__Exercise instructions__. Your reply must consist of the data below, reproduced character for character.

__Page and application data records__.

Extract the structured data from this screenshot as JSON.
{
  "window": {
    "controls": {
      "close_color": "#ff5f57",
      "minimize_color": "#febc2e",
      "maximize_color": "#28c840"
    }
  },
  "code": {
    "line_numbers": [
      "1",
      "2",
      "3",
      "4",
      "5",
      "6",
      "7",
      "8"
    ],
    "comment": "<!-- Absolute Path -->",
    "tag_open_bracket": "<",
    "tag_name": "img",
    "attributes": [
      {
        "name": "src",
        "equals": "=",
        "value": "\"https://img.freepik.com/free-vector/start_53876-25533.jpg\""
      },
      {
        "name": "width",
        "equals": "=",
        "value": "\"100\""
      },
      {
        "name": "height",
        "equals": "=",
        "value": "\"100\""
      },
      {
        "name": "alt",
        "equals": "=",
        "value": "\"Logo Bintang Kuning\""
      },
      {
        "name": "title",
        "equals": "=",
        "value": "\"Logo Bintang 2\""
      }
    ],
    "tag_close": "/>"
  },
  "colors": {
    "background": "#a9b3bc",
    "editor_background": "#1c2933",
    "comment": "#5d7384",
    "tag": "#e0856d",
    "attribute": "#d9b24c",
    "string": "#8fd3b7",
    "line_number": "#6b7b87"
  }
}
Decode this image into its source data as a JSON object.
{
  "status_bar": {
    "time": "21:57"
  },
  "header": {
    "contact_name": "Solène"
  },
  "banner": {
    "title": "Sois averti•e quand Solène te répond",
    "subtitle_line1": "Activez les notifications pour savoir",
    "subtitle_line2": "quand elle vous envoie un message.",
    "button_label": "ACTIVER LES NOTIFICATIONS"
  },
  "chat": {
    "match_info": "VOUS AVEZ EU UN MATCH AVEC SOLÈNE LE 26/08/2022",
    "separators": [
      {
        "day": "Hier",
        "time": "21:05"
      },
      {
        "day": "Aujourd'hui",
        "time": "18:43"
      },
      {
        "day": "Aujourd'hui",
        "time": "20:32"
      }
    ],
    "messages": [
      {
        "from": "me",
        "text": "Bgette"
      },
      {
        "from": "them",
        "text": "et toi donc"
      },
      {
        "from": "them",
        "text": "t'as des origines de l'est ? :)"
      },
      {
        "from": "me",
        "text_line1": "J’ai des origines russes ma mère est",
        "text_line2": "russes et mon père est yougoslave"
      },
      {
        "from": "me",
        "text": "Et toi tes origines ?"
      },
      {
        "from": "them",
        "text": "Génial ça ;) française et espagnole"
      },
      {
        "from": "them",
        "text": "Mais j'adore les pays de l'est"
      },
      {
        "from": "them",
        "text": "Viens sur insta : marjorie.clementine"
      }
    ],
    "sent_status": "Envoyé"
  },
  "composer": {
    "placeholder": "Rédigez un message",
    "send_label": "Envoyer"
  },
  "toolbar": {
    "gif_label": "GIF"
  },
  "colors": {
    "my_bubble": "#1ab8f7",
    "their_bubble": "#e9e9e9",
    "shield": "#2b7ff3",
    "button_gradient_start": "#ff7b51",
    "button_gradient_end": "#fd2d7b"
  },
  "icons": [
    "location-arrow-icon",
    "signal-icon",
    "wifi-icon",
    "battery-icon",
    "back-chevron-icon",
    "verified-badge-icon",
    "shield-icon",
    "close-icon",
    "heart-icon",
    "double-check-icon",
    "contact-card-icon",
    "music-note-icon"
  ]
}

__Worked solution__.
Extract the structured data from this screenshot as JSON.
{
  "window": {
    "controls": {
      "close_color": "#ff5f57",
      "minimize_color": "#febc2e",
      "maximize_color": "#28c840"
    }
  },
  "code": {
    "line_numbers": [
      "1",
      "2",
      "3",
      "4",
      "5",
      "6",
      "7",
      "8"
    ],
    "comment": "<!-- Absolute Path -->",
    "tag_open_bracket": "<",
    "tag_name": "img",
    "attributes": [
      {
        "name": "src",
        "equals": "=",
        "value": "\"https://img.freepik.com/free-vector/start_53876-25533.jpg\""
      },
      {
        "name": "width",
        "equals": "=",
        "value": "\"100\""
      },
      {
        "name": "height",
        "equals": "=",
        "value": "\"100\""
      },
      {
        "name": "alt",
        "equals": "=",
        "value": "\"Logo Bintang Kuning\""
      },
      {
        "name": "title",
        "equals": "=",
        "value": "\"Logo Bintang 2\""
      }
    ],
    "tag_close": "/>"
  },
  "colors": {
    "background": "#a9b3bc",
    "editor_background": "#1c2933",
    "comment": "#5d7384",
    "tag": "#e0856d",
    "attribute": "#d9b24c",
    "string": "#8fd3b7",
    "line_number": "#6b7b87"
  }
}
Decode this image into its source data as a JSON object.
{
  "status_bar": {
    "time": "21:57"
  },
  "header": {
    "contact_name": "Solène"
  },
  "banner": {
    "title": "Sois averti•e quand Solène te répond",
    "subtitle_line1": "Activez les notifications pour savoir",
    "subtitle_line2": "quand elle vous envoie un message.",
    "button_label": "ACTIVER LES NOTIFICATIONS"
  },
  "chat": {
    "match_info": "VOUS AVEZ EU UN MATCH AVEC SOLÈNE LE 26/08/2022",
    "separators": [
      {
        "day": "Hier",
        "time": "21:05"
      },
      {
        "day": "Aujourd'hui",
        "time": "18:43"
      },
      {
        "day": "Aujourd'hui",
        "time": "20:32"
      }
    ],
    "messages": [
      {
        "from": "me",
        "text": "Bgette"
      },
      {
        "from": "them",
        "text": "et toi donc"
      },
      {
        "from": "them",
        "text": "t'as des origines de l'est ? :)"
      },
      {
        "from": "me",
        "text_line1": "J’ai des origines russes ma mère est",
        "text_line2": "russes et mon père est yougoslave"
      },
      {
        "from": "me",
        "text": "Et toi tes origines ?"
      },
      {
        "from": "them",
        "text": "Génial ça ;) française et espagnole"
      },
      {
        "from": "them",
        "text": "Mais j'adore les pays de l'est"
      },
      {
        "from": "them",
        "text": "Viens sur insta : marjorie.clementine"
      }
    ],
    "sent_status": "Envoyé"
  },
  "composer": {
    "placeholder": "Rédigez un message",
    "send_label": "Envoyer"
  },
  "toolbar": {
    "gif_label": "GIF"
  },
  "colors": {
    "my_bubble": "#1ab8f7",
    "their_bubble": "#e9e9e9",
    "shield": "#2b7ff3",
    "button_gradient_start": "#ff7b51",
    "button_gradient_end": "#fd2d7b"
  },
  "icons": [
    "location-arrow-icon",
    "signal-icon",
    "wifi-icon",
    "battery-icon",
    "back-chevron-icon",
    "verified-badge-icon",
    "shield-icon",
    "close-icon",
    "heart-icon",
    "double-check-icon",
    "contact-card-icon",
    "music-note-icon"
  ]
}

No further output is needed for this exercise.